• Exercise objective:
Go through the listing and copy each line with the string "chevron".

• Entries supplied:
---------------

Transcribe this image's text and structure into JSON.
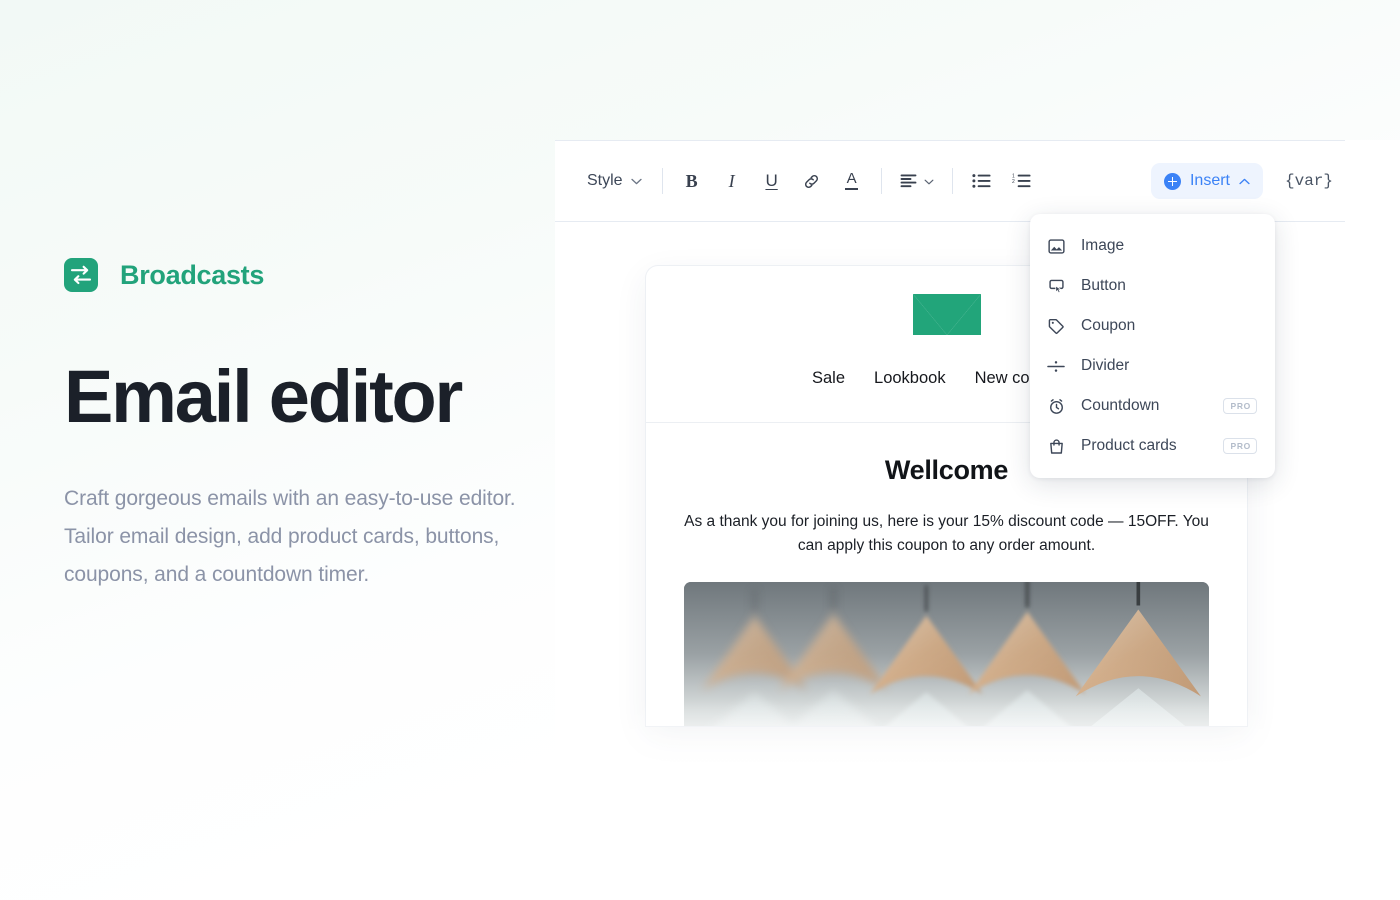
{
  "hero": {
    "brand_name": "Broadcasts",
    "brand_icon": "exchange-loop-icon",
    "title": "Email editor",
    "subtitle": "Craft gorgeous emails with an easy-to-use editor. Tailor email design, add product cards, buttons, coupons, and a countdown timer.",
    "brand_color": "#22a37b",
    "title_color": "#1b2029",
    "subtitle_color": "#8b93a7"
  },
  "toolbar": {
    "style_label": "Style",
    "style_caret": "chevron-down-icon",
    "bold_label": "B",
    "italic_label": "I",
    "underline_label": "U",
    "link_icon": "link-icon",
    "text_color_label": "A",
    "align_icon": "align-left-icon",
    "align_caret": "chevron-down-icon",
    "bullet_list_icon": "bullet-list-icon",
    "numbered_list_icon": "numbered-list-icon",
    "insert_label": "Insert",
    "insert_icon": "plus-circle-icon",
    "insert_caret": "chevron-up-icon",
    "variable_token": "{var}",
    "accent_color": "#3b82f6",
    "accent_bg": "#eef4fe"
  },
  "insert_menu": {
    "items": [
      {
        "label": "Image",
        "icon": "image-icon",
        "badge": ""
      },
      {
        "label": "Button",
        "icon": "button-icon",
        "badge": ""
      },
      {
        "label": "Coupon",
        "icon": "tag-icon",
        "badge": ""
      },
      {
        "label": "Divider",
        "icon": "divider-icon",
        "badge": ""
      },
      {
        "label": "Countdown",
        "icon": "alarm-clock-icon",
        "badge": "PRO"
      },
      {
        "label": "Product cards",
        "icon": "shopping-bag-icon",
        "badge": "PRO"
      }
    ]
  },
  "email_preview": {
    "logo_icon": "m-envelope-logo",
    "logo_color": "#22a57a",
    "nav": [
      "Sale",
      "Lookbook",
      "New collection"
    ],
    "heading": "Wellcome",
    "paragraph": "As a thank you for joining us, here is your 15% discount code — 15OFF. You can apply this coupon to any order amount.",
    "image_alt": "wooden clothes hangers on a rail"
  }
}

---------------

• Answer space:
    "style_caret": "chevron-down-icon",
    "align_caret": "chevron-down-icon",
    "insert_caret": "chevron-up-icon",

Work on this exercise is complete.